.comment-link {margin-left:.6em;}

Wednesday, February 12, 2020

UK told it can't have its cake, and eat it

Those on the Brexit side who have been confidently predicting that the negotiations with the EU will be over by Christmas, and that we will get all we want, may well want to rethink their strategy this morning.

The Independent reports on a setback for this mindset with the EU's chief negotiator immediately rejecting a plea by Sajid Javid to protect the City's access to EU financial markets after Brexit.

The paper says that the Chancellor had called for a “reliable equivalence process” for financial services rules on which “a durable relationship” can be built with the EU, but just hours after the proposal was published Brussels' chief negotiator Michel Barnier told him he needed to think again:

"I would like to take this opportunity to make it clear to certain people in the United Kingdom bearing authority that they should not kid themselves about this - there will not be general, open-ended, ongoing equivalence in financial services," he said.
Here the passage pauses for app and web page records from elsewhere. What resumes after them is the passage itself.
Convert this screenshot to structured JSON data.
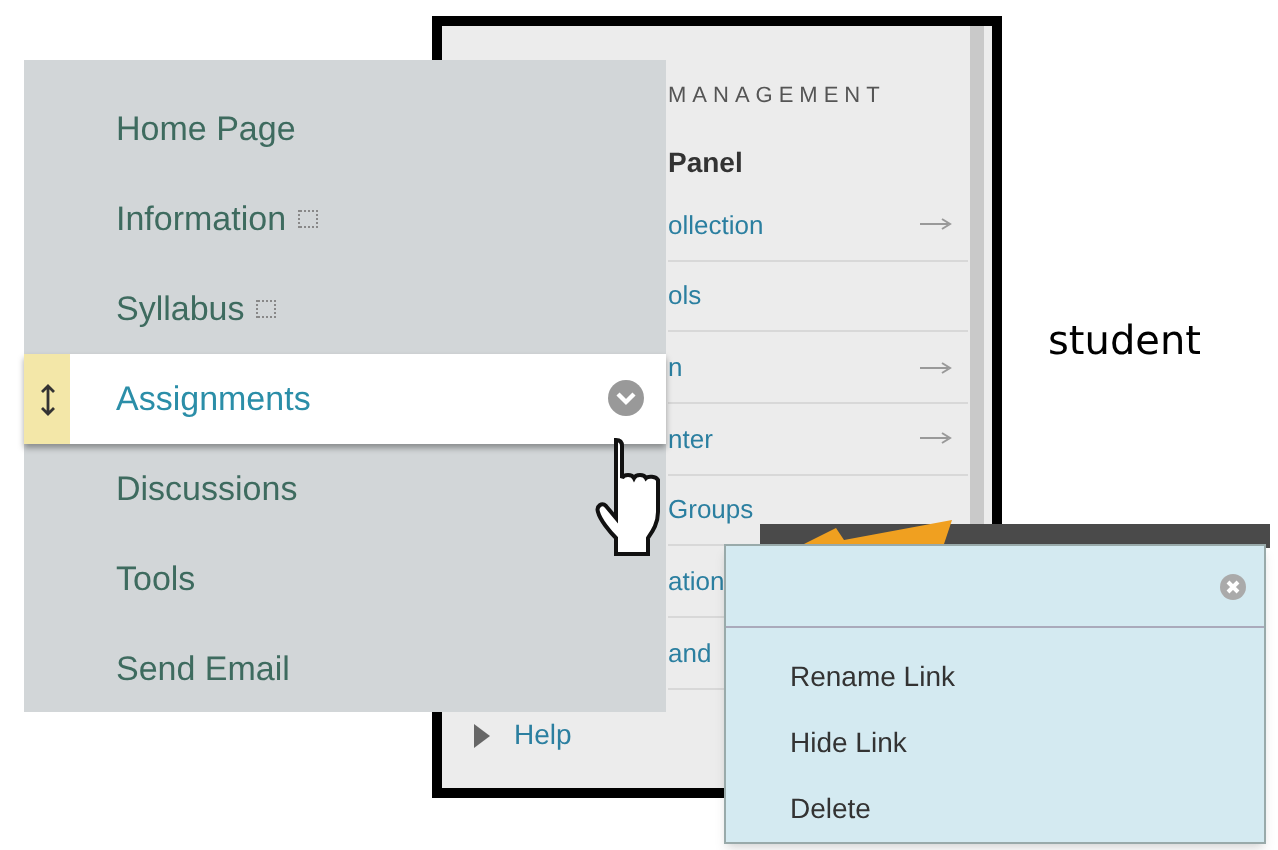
{
  "back_panel": {
    "heading": "MANAGEMENT",
    "subheading": "Panel",
    "items": [
      {
        "label": "ollection",
        "arrow": true
      },
      {
        "label": "ols",
        "arrow": false
      },
      {
        "label": "n",
        "arrow": true
      },
      {
        "label": "nter",
        "arrow": true
      },
      {
        "label": "Groups",
        "arrow": false
      },
      {
        "label": "ation",
        "arrow": false
      },
      {
        "label": "and",
        "arrow": false
      }
    ],
    "footer": "Help"
  },
  "course_menu": {
    "items": [
      {
        "label": "Home Page",
        "selected": false,
        "flagged": false
      },
      {
        "label": "Information",
        "selected": false,
        "flagged": true
      },
      {
        "label": "Syllabus",
        "selected": false,
        "flagged": true
      },
      {
        "label": "Assignments",
        "selected": true,
        "flagged": false
      },
      {
        "label": "Discussions",
        "selected": false,
        "flagged": false
      },
      {
        "label": "Tools",
        "selected": false,
        "flagged": false
      },
      {
        "label": "Send Email",
        "selected": false,
        "flagged": false
      }
    ]
  },
  "caption": "student",
  "context_menu": {
    "items": [
      "Rename Link",
      "Hide Link",
      "Delete"
    ]
  }
}
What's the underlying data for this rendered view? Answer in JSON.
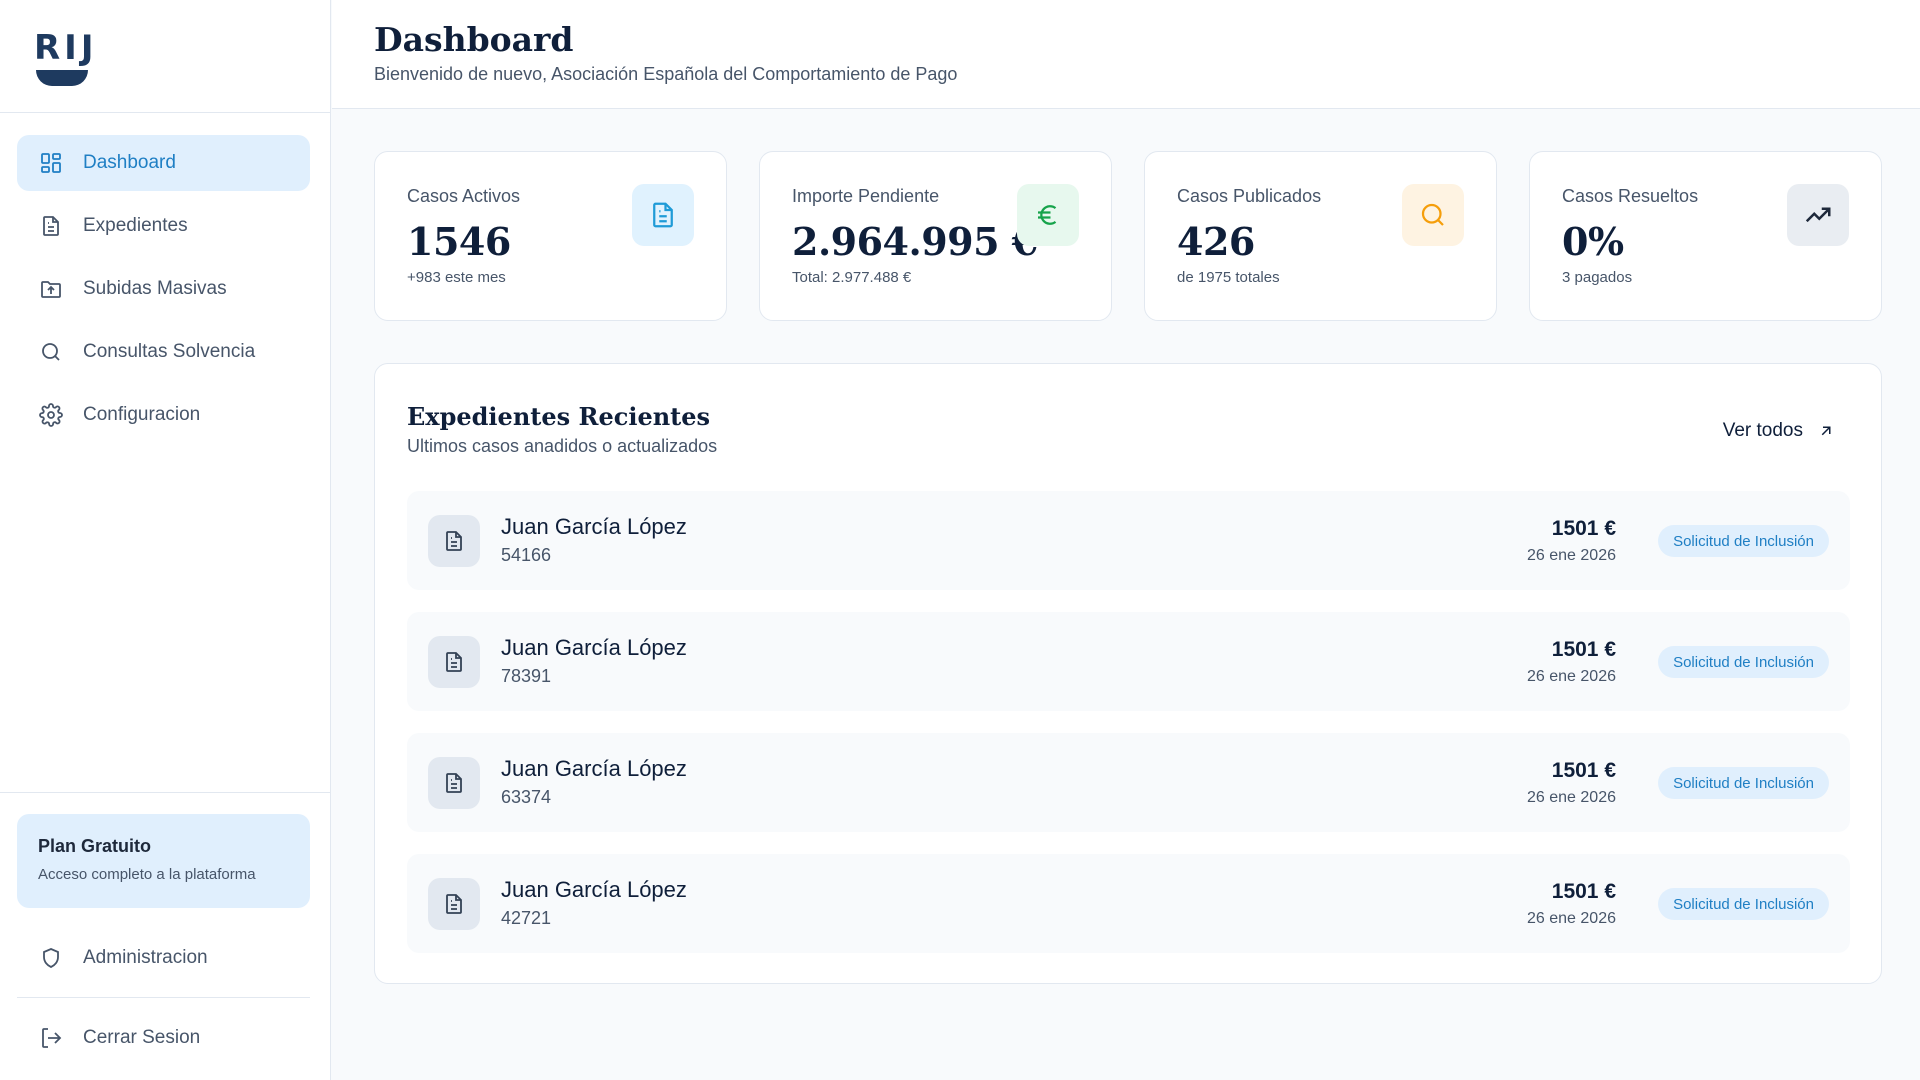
{
  "brand": {
    "logo_text": "RIJ"
  },
  "header": {
    "title": "Dashboard",
    "subtitle": "Bienvenido de nuevo, Asociación Española del Comportamiento de Pago"
  },
  "sidebar": {
    "items": [
      {
        "label": "Dashboard",
        "icon": "grid-icon",
        "active": true
      },
      {
        "label": "Expedientes",
        "icon": "document-icon"
      },
      {
        "label": "Subidas Masivas",
        "icon": "folder-upload-icon"
      },
      {
        "label": "Consultas Solvencia",
        "icon": "search-icon"
      },
      {
        "label": "Configuracion",
        "icon": "gear-icon"
      }
    ],
    "plan": {
      "title": "Plan Gratuito",
      "subtitle": "Acceso completo a la plataforma"
    },
    "admin": {
      "label": "Administracion",
      "icon": "shield-icon"
    },
    "logout": {
      "label": "Cerrar Sesion",
      "icon": "logout-icon"
    }
  },
  "stats": [
    {
      "label": "Casos Activos",
      "value": "1546",
      "note": "+983 este mes",
      "icon": "document-icon",
      "color": "#1f9bd7",
      "bg": "#e0f2fe"
    },
    {
      "label": "Importe Pendiente",
      "value": "2.964.995 €",
      "note": "Total: 2.977.488 €",
      "icon": "euro-icon",
      "color": "#16a34a",
      "bg": "#e7f8ee"
    },
    {
      "label": "Casos Publicados",
      "value": "426",
      "note": "de 1975 totales",
      "icon": "search-icon",
      "color": "#f59e0b",
      "bg": "#fef3e2"
    },
    {
      "label": "Casos Resueltos",
      "value": "0%",
      "note": "3 pagados",
      "icon": "trending-up-icon",
      "color": "#1e293b",
      "bg": "#e9edf2"
    }
  ],
  "recent": {
    "title": "Expedientes Recientes",
    "subtitle": "Ultimos casos anadidos o actualizados",
    "see_all_label": "Ver todos",
    "rows": [
      {
        "name": "Juan García López",
        "id": "54166",
        "amount": "1501 €",
        "date": "26 ene 2026",
        "status": "Solicitud de Inclusión"
      },
      {
        "name": "Juan García López",
        "id": "78391",
        "amount": "1501 €",
        "date": "26 ene 2026",
        "status": "Solicitud de Inclusión"
      },
      {
        "name": "Juan García López",
        "id": "63374",
        "amount": "1501 €",
        "date": "26 ene 2026",
        "status": "Solicitud de Inclusión"
      },
      {
        "name": "Juan García López",
        "id": "42721",
        "amount": "1501 €",
        "date": "26 ene 2026",
        "status": "Solicitud de Inclusión"
      }
    ]
  },
  "colors": {
    "accent": "#1f7fc4",
    "accent_bg": "#e0effd",
    "text_dark": "#0f1f3a",
    "text_muted": "#475569"
  }
}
Mr Barnier added that the EU would "retain a free hand to take our own decisions" and would simply not negotiate with the UK on this point.

As the Independent points out this is no academic point:

The question at stake is whether EU authorities would call the shots on whether UK firms were complying with EU regulations to trade on the continent.

If that were the case, the UK would be a less attractive location to base a financial institution in because it could be frozen out of EU markets at the whim of European regulators.

Under a more "durable" agreement as suggested by Mr Javid, market access would be backed at treaty level and it would be harder to freeze out UK firms. If this were the case, banks and other financial institutions could base themselves in the UK knowing they might not be frozen out by EU regulators one day to the next.

As a result of Britain's departure from the EU, City firms will lose their automatic "passporting" rights to keep doing business on the continent.

The UK's financial sector is a major contributor towards our balance of payments. Once more we are facing a major economic catastrophe because of the ideological intransigence of our government.
Comments: Post a Comment

<< Home

This page is powered by Blogger. Isn't yours?